The first is known as the Tascam wiring standard. The Tascam wiring standard is the same as the analog standard at the DB-25 connector end. The wire, however, must be different, as it is not passing analog sound. The AES3 specification requires 110-ohm balanced cabling for AES/EBU signals. Unlike analog snakes, AES/EBU snakes carry two digital channels on each balanced line. This means through one DB-25 snake, the device can send eight channels and receive eight channels simultaneously. If you are using a digital snake that breaks out to XLR connectors, it will have four male and four female XLR connectors instead of four like connectors on the analog snakes. Avid and Universal Audio are two companies using the Tascam standard. Avid’s ProTools HD I/O uses AES/EBU via a DB-25 jack.
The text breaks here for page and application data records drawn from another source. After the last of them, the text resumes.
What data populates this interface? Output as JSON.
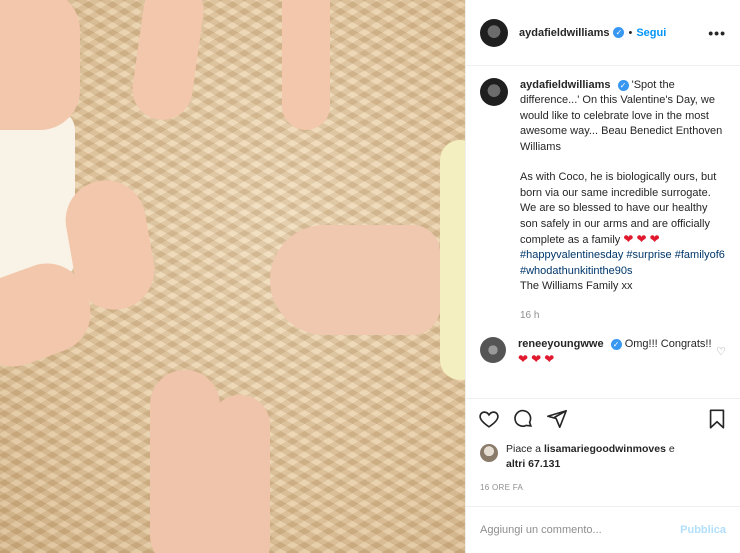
{
  "photo": {
    "description_icon": "photo-image"
  },
  "header": {
    "username": "aydafieldwilliams",
    "separator": "•",
    "follow_label": "Segui",
    "more_label": "•••"
  },
  "caption": {
    "username": "aydafieldwilliams",
    "text_1": "'Spot the difference...' On this Valentine's Day, we would like to celebrate love in the most awesome way... Beau Benedict Enthoven Williams",
    "text_2": "As with Coco, he is biologically ours, but born via our same incredible surrogate. We are so blessed to have our healthy son safely in our arms and are officially complete as a family",
    "hashtag_1": "#happyvalentinesday",
    "hashtag_2": "#surprise",
    "hashtag_3": "#familyof6",
    "hashtag_4": "#whodathunkitinthe90s",
    "signature": "The Williams Family xx",
    "time": "16 h",
    "heart": "❤"
  },
  "reply": {
    "username": "reneeyoungwwe",
    "text": "Omg!!! Congrats!!",
    "heart": "❤"
  },
  "likes": {
    "prefix": "Piace a",
    "username": "lisamariegoodwinmoves",
    "conjunction": "e",
    "others": "altri 67.131"
  },
  "date": "16 ORE FA",
  "comment_input": {
    "placeholder": "Aggiungi un commento...",
    "value": ""
  },
  "publish_label": "Pubblica",
  "colors": {
    "accent": "#0095f6",
    "publish_disabled": "#b2dffc",
    "muted": "#8e8e8e",
    "heart": "#e0192e"
  }
}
Companies such as Apogee and Mackie, among others, have adopted the Yamaha wiring standard for their AES/EBU I/O. The wire is the same as that used for the Tascam digital snakes but the pin configuration is much different. In this case, the ground wires are on one side of the connector, while the other side gets the conductors. The Lynx Aurora 16 AD/DA converter uses AES/EBU with the Yamaha standard.

Note that if you are connecting two digital devices, you must make sure to use the correct pinout for each. If one of your devices uses the Tascam standard for its AES/EBU I/O and the other uses the Yamaha standard, you can still use them together. You must, however, use a snake with the Tascam pinout on one end and the Yamaha pinout on the other. Analog to digital is not as simple. You cannot use a DB25 snake to interconnect AES/EBU and analog signals. This would require a separate interface, which is a topic for another discussion.

The next time you turn to the back of your device for cable answers, remember the connector type is not everything—especially with DB-25. Your first question should be whether you’re looking at an analog or digital connection. If it’s digital, the next step is to figure out the wiring standard the device uses. Taking these steps will decrease headaches down the road and ensure you purchase the right DB-25 snake the first time.

- Jose